Your reply should hold only the lines from the records below where "arrow" occurs.

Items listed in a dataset
================================
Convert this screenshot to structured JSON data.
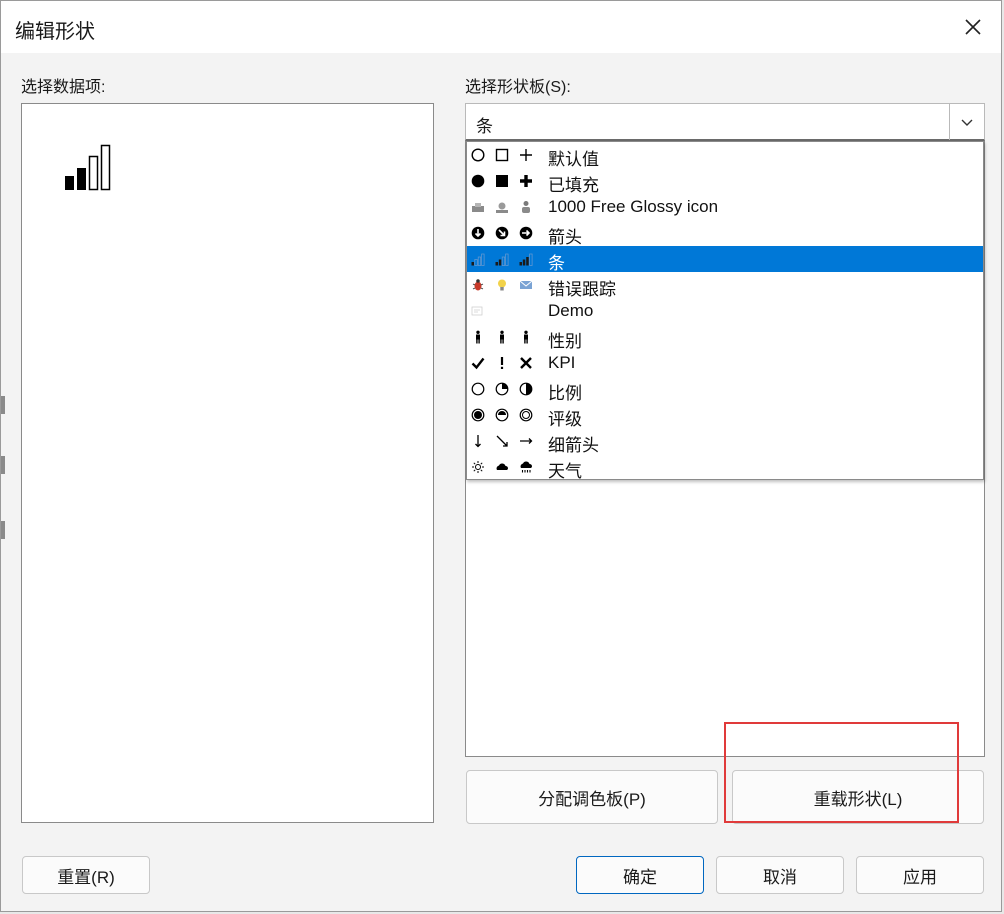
{
  "window": {
    "title": "编辑形状"
  },
  "left": {
    "label": "选择数据项:"
  },
  "right": {
    "label": "选择形状板(S):",
    "combo_value": "条",
    "items": [
      {
        "label": "默认值",
        "icons": [
          "circle-outline-icon",
          "square-outline-icon",
          "plus-icon"
        ]
      },
      {
        "label": "已填充",
        "icons": [
          "circle-filled-icon",
          "square-filled-icon",
          "plus-bold-icon"
        ]
      },
      {
        "label": "1000 Free Glossy icon",
        "icons": [
          "inbox-icon",
          "landscape-icon",
          "user-icon"
        ]
      },
      {
        "label": "箭头",
        "icons": [
          "arrow-down-circle-icon",
          "arrow-down-right-circle-icon",
          "arrow-right-circle-icon"
        ]
      },
      {
        "label": "条",
        "icons": [
          "signal-bars-1-icon",
          "signal-bars-2-icon",
          "signal-bars-3-icon"
        ]
      },
      {
        "label": "错误跟踪",
        "icons": [
          "bug-icon",
          "lightbulb-icon",
          "envelope-icon"
        ]
      },
      {
        "label": "Demo",
        "icons": [
          "demo-icon"
        ]
      },
      {
        "label": "性别",
        "icons": [
          "person-icon",
          "person-icon",
          "person-icon"
        ]
      },
      {
        "label": "KPI",
        "icons": [
          "check-icon",
          "exclamation-icon",
          "cross-icon"
        ]
      },
      {
        "label": "比例",
        "icons": [
          "pie-empty-icon",
          "pie-quarter-icon",
          "pie-half-icon"
        ]
      },
      {
        "label": "评级",
        "icons": [
          "rating-full-icon",
          "rating-half-icon",
          "rating-empty-icon"
        ]
      },
      {
        "label": "细箭头",
        "icons": [
          "thin-arrow-down-icon",
          "thin-arrow-down-right-icon",
          "thin-arrow-right-icon"
        ]
      },
      {
        "label": "天气",
        "icons": [
          "sun-icon",
          "cloud-icon",
          "rain-icon"
        ]
      }
    ],
    "selected_index": 4
  },
  "buttons": {
    "assign_palette": "分配调色板(P)",
    "reload_shapes": "重载形状(L)",
    "reset": "重置(R)",
    "ok": "确定",
    "cancel": "取消",
    "apply": "应用"
  },
  "colors": {
    "selection": "#0078d7",
    "highlight_box": "#e03a3a",
    "primary_border": "#0067c0"
  }
}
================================
Solution to this task:
          "arrow-down-circle-icon",
          "arrow-down-right-circle-icon",
          "arrow-right-circle-icon"
          "thin-arrow-down-icon",
          "thin-arrow-down-right-icon",
          "thin-arrow-right-icon"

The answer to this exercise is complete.